> **Brief**
Look through the records below and collect all lines that hold the string "label".

- - - -

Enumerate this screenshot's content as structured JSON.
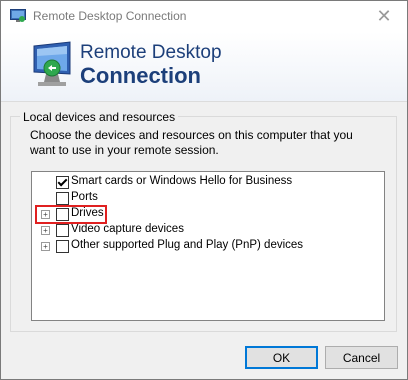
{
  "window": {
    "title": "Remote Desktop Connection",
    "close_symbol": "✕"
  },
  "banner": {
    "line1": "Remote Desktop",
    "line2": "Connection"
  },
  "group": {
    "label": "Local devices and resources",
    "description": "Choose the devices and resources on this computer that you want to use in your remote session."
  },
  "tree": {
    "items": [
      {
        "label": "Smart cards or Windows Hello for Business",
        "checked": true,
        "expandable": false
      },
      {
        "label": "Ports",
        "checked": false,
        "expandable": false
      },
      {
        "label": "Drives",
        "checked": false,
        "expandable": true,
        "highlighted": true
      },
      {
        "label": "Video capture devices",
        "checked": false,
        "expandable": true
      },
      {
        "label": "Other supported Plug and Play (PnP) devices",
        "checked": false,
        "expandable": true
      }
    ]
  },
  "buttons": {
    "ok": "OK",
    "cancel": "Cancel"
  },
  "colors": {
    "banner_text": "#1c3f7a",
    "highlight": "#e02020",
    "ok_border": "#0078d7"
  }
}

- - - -

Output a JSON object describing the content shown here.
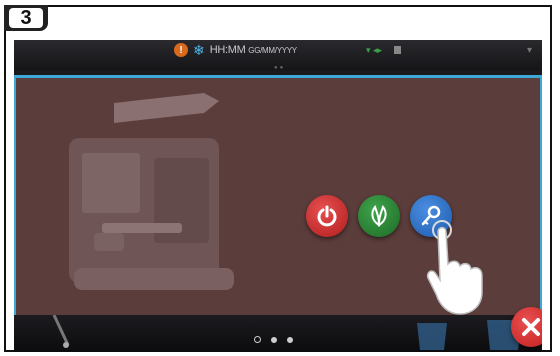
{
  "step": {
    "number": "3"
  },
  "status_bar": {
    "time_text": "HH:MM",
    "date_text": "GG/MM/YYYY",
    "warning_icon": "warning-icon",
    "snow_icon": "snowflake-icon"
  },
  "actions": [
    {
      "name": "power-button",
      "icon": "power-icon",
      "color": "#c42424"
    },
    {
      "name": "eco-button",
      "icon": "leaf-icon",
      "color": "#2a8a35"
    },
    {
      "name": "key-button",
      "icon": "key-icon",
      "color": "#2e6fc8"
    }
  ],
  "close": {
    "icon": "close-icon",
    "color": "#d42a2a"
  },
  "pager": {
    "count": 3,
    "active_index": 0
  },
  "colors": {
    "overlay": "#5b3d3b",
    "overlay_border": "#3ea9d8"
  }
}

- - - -

> **The answer**
    "label": "Local devices and resources",
        "label": "Smart cards or Windows Hello for Business",
        "label": "Ports",
        "label": "Drives",
        "label": "Video capture devices",
        "label": "Other supported Plug and Play (PnP) devices",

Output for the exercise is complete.